In the spring of 1861, in Cincinnati, when the weather was exactly right, Professor Thaddeus Sobieski Coulincourt Lowe cut loose from his moorings at 4:00 a.m. on the morning of April 21st and took off on what was to be the longest and fastest balloon flight up to that time.
Professor Lowe, originally of New Hampshire, later Ohio, and finally California, theorized that there was an upper stream of air that continually flowed in an easterly direction and that if he made a balloon large enough, he could take off and fly to Europe non-stop. He made a few trial flights over Philadelphia, Pennsylvania, and Ottawa, Canada, in small balloons before moving to Cincinnati in 1860 to construct a large, home-made gas bag that was designed to lift several hundred pounds. He named it the “Enterprise.”

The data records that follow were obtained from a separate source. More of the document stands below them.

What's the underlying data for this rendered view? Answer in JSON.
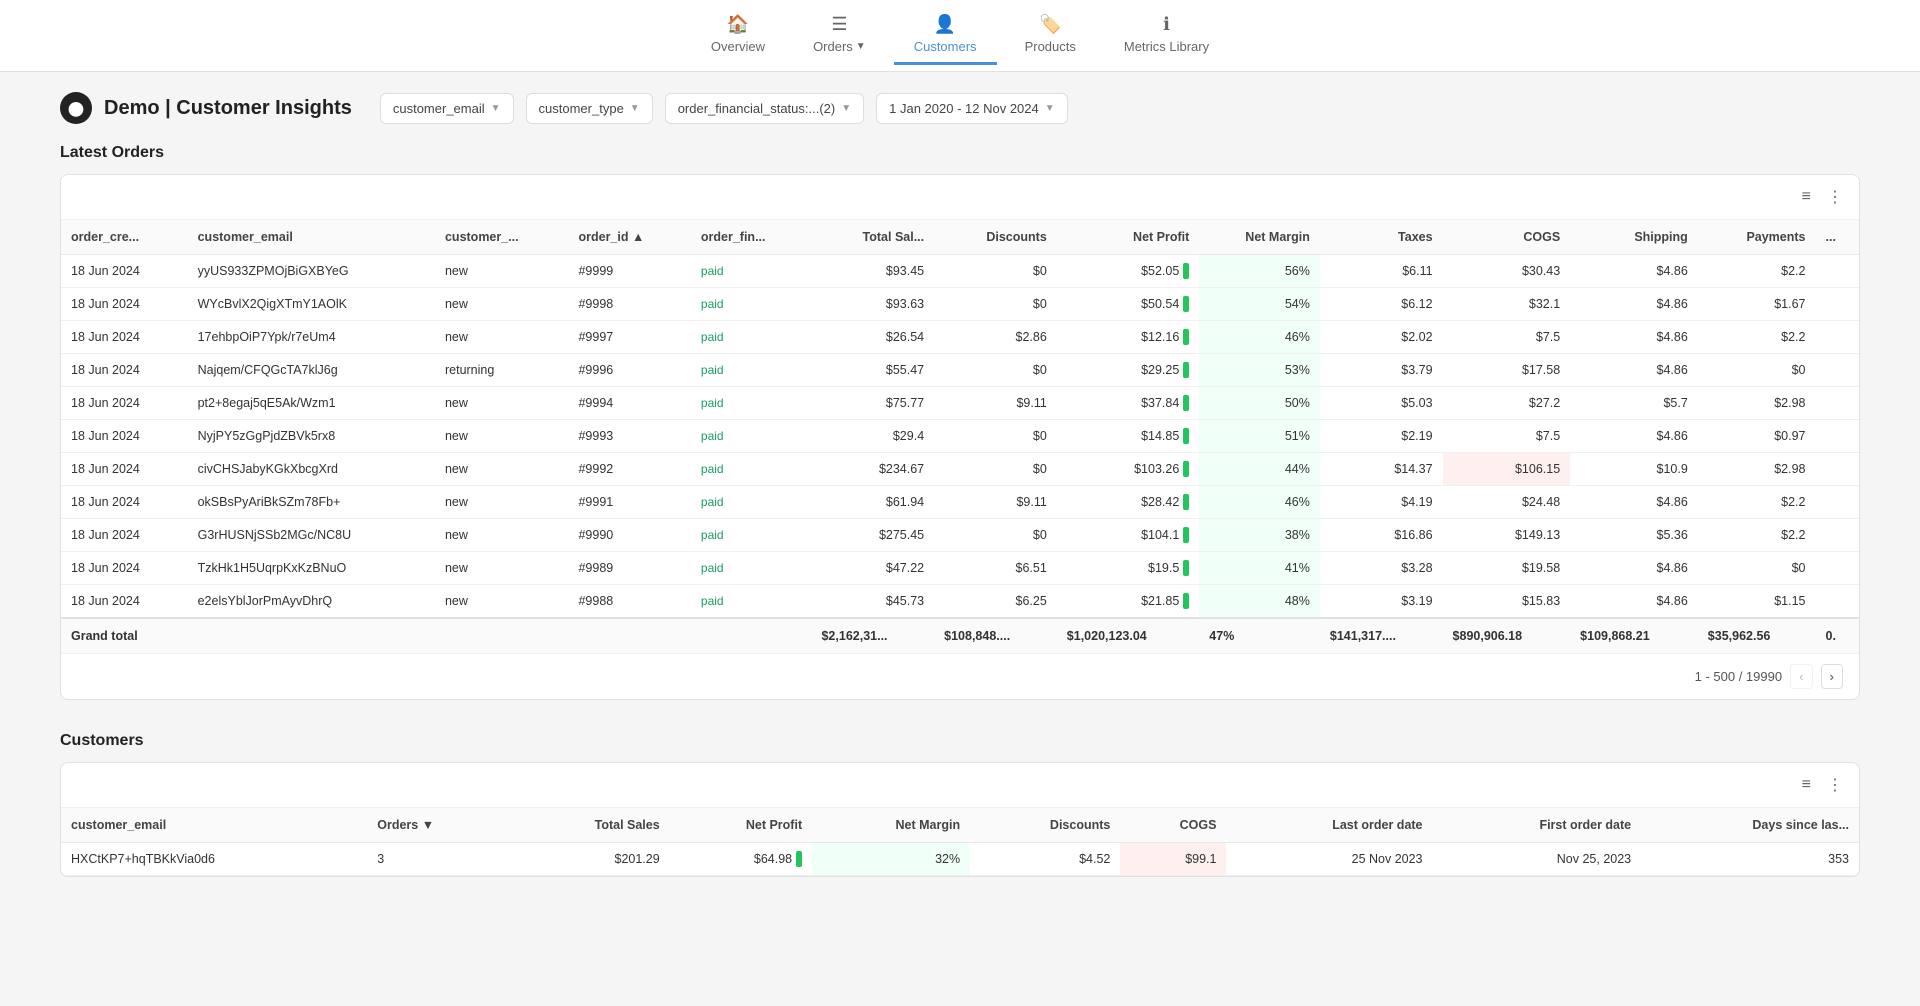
{
  "nav": {
    "items": [
      {
        "id": "overview",
        "label": "Overview",
        "icon": "🏠",
        "active": false
      },
      {
        "id": "orders",
        "label": "Orders",
        "icon": "≡",
        "active": false,
        "hasDropdown": true
      },
      {
        "id": "customers",
        "label": "Customers",
        "icon": "👤",
        "active": true
      },
      {
        "id": "products",
        "label": "Products",
        "icon": "🏷️",
        "active": false
      },
      {
        "id": "metrics-library",
        "label": "Metrics Library",
        "icon": "ℹ",
        "active": false
      }
    ]
  },
  "header": {
    "logo": "⬤",
    "title": "Demo | Customer Insights",
    "filters": [
      {
        "id": "customer_email",
        "label": "customer_email"
      },
      {
        "id": "customer_type",
        "label": "customer_type"
      },
      {
        "id": "order_financial_status",
        "label": "order_financial_status:...(2)"
      },
      {
        "id": "date_range",
        "label": "1 Jan 2020 - 12 Nov 2024"
      }
    ]
  },
  "latest_orders": {
    "section_title": "Latest Orders",
    "toolbar": {
      "filter_icon": "≡",
      "more_icon": "⋮"
    },
    "columns": [
      {
        "id": "order_cre",
        "label": "order_cre..."
      },
      {
        "id": "customer_email",
        "label": "customer_email"
      },
      {
        "id": "customer_type",
        "label": "customer_..."
      },
      {
        "id": "order_id",
        "label": "order_id",
        "sortable": true
      },
      {
        "id": "order_fin",
        "label": "order_fin..."
      },
      {
        "id": "total_sales",
        "label": "Total Sal...",
        "right": true
      },
      {
        "id": "discounts",
        "label": "Discounts",
        "right": true
      },
      {
        "id": "net_profit",
        "label": "Net Profit",
        "right": true
      },
      {
        "id": "net_margin",
        "label": "Net Margin",
        "right": true
      },
      {
        "id": "taxes",
        "label": "Taxes",
        "right": true
      },
      {
        "id": "cogs",
        "label": "COGS",
        "right": true
      },
      {
        "id": "shipping",
        "label": "Shipping",
        "right": true
      },
      {
        "id": "payments",
        "label": "Payments",
        "right": true
      },
      {
        "id": "more",
        "label": "..."
      }
    ],
    "rows": [
      {
        "date": "18 Jun 2024",
        "email": "yyUS933ZPMOjBiGXBYeG",
        "type": "new",
        "order_id": "#9999",
        "fin_status": "paid",
        "total_sales": "$93.45",
        "discounts": "$0",
        "net_profit": "$52.05",
        "net_margin": "56%",
        "taxes": "$6.11",
        "cogs": "$30.43",
        "shipping": "$4.86",
        "payments": "$2.2",
        "bar": true
      },
      {
        "date": "18 Jun 2024",
        "email": "WYcBvlX2QigXTmY1AOlK",
        "type": "new",
        "order_id": "#9998",
        "fin_status": "paid",
        "total_sales": "$93.63",
        "discounts": "$0",
        "net_profit": "$50.54",
        "net_margin": "54%",
        "taxes": "$6.12",
        "cogs": "$32.1",
        "shipping": "$4.86",
        "payments": "$1.67",
        "bar": true
      },
      {
        "date": "18 Jun 2024",
        "email": "17ehbpOiP7Ypk/r7eUm4",
        "type": "new",
        "order_id": "#9997",
        "fin_status": "paid",
        "total_sales": "$26.54",
        "discounts": "$2.86",
        "net_profit": "$12.16",
        "net_margin": "46%",
        "taxes": "$2.02",
        "cogs": "$7.5",
        "shipping": "$4.86",
        "payments": "$2.2",
        "bar": true
      },
      {
        "date": "18 Jun 2024",
        "email": "Najqem/CFQGcTA7klJ6g",
        "type": "returning",
        "order_id": "#9996",
        "fin_status": "paid",
        "total_sales": "$55.47",
        "discounts": "$0",
        "net_profit": "$29.25",
        "net_margin": "53%",
        "taxes": "$3.79",
        "cogs": "$17.58",
        "shipping": "$4.86",
        "payments": "$0",
        "bar": true
      },
      {
        "date": "18 Jun 2024",
        "email": "pt2+8egaj5qE5Ak/Wzm1",
        "type": "new",
        "order_id": "#9994",
        "fin_status": "paid",
        "total_sales": "$75.77",
        "discounts": "$9.11",
        "net_profit": "$37.84",
        "net_margin": "50%",
        "taxes": "$5.03",
        "cogs": "$27.2",
        "shipping": "$5.7",
        "payments": "$2.98",
        "bar": true
      },
      {
        "date": "18 Jun 2024",
        "email": "NyjPY5zGgPjdZBVk5rx8",
        "type": "new",
        "order_id": "#9993",
        "fin_status": "paid",
        "total_sales": "$29.4",
        "discounts": "$0",
        "net_profit": "$14.85",
        "net_margin": "51%",
        "taxes": "$2.19",
        "cogs": "$7.5",
        "shipping": "$4.86",
        "payments": "$0.97",
        "bar": true
      },
      {
        "date": "18 Jun 2024",
        "email": "civCHSJabyKGkXbcgXrd",
        "type": "new",
        "order_id": "#9992",
        "fin_status": "paid",
        "total_sales": "$234.67",
        "discounts": "$0",
        "net_profit": "$103.26",
        "net_margin": "44%",
        "taxes": "$14.37",
        "cogs": "$106.15",
        "shipping": "$10.9",
        "payments": "$2.98",
        "bar": true,
        "cogs_highlight": true
      },
      {
        "date": "18 Jun 2024",
        "email": "okSBsPyAriBkSZm78Fb+",
        "type": "new",
        "order_id": "#9991",
        "fin_status": "paid",
        "total_sales": "$61.94",
        "discounts": "$9.11",
        "net_profit": "$28.42",
        "net_margin": "46%",
        "taxes": "$4.19",
        "cogs": "$24.48",
        "shipping": "$4.86",
        "payments": "$2.2",
        "bar": true
      },
      {
        "date": "18 Jun 2024",
        "email": "G3rHUSNjSSb2MGc/NC8U",
        "type": "new",
        "order_id": "#9990",
        "fin_status": "paid",
        "total_sales": "$275.45",
        "discounts": "$0",
        "net_profit": "$104.1",
        "net_margin": "38%",
        "taxes": "$16.86",
        "cogs": "$149.13",
        "shipping": "$5.36",
        "payments": "$2.2",
        "bar": true
      },
      {
        "date": "18 Jun 2024",
        "email": "TzkHk1H5UqrpKxKzBNuO",
        "type": "new",
        "order_id": "#9989",
        "fin_status": "paid",
        "total_sales": "$47.22",
        "discounts": "$6.51",
        "net_profit": "$19.5",
        "net_margin": "41%",
        "taxes": "$3.28",
        "cogs": "$19.58",
        "shipping": "$4.86",
        "payments": "$0",
        "bar": true
      },
      {
        "date": "18 Jun 2024",
        "email": "e2elsYblJorPmAyvDhrQ",
        "type": "new",
        "order_id": "#9988",
        "fin_status": "paid",
        "total_sales": "$45.73",
        "discounts": "$6.25",
        "net_profit": "$21.85",
        "net_margin": "48%",
        "taxes": "$3.19",
        "cogs": "$15.83",
        "shipping": "$4.86",
        "payments": "$1.15",
        "bar": true
      }
    ],
    "grand_total": {
      "label": "Grand total",
      "total_sales": "$2,162,31...",
      "discounts": "$108,848....",
      "net_profit": "$1,020,123.04",
      "net_margin": "47%",
      "taxes": "$141,317....",
      "cogs": "$890,906.18",
      "shipping": "$109,868.21",
      "payments": "$35,962.56",
      "extra": "0."
    },
    "pagination": {
      "info": "1 - 500 / 19990",
      "prev_label": "‹",
      "next_label": "›"
    }
  },
  "customers": {
    "section_title": "Customers",
    "toolbar": {
      "filter_icon": "≡",
      "more_icon": "⋮"
    },
    "columns": [
      {
        "id": "customer_email",
        "label": "customer_email"
      },
      {
        "id": "orders",
        "label": "Orders",
        "sortable": true
      },
      {
        "id": "total_sales",
        "label": "Total Sales",
        "right": true
      },
      {
        "id": "net_profit",
        "label": "Net Profit",
        "right": true
      },
      {
        "id": "net_margin",
        "label": "Net Margin",
        "right": true
      },
      {
        "id": "discounts",
        "label": "Discounts",
        "right": true
      },
      {
        "id": "cogs",
        "label": "COGS",
        "right": true
      },
      {
        "id": "last_order_date",
        "label": "Last order date",
        "right": true
      },
      {
        "id": "first_order_date",
        "label": "First order date",
        "right": true
      },
      {
        "id": "days_since_last",
        "label": "Days since las...",
        "right": true
      }
    ],
    "rows": [
      {
        "email": "HXCtKP7+hqTBKkVia0d6",
        "orders": "3",
        "total_sales": "$201.29",
        "net_profit": "$64.98",
        "net_margin": "32%",
        "discounts": "$4.52",
        "cogs": "$99.1",
        "last_order_date": "25 Nov 2023",
        "first_order_date": "Nov 25, 2023",
        "days_since_last": "353",
        "bar": true,
        "cogs_highlight": true
      }
    ]
  }
}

The account in the Cincinnati Enquirer reveals that the big ball was inflated with hydrogen gas supplied by the Cincinnati city gas works. When the balloon was full and started up and away, she headed for California, but when the huge sphere got away from the surface currents at about 7,000 feet, she reversed her course and headed east.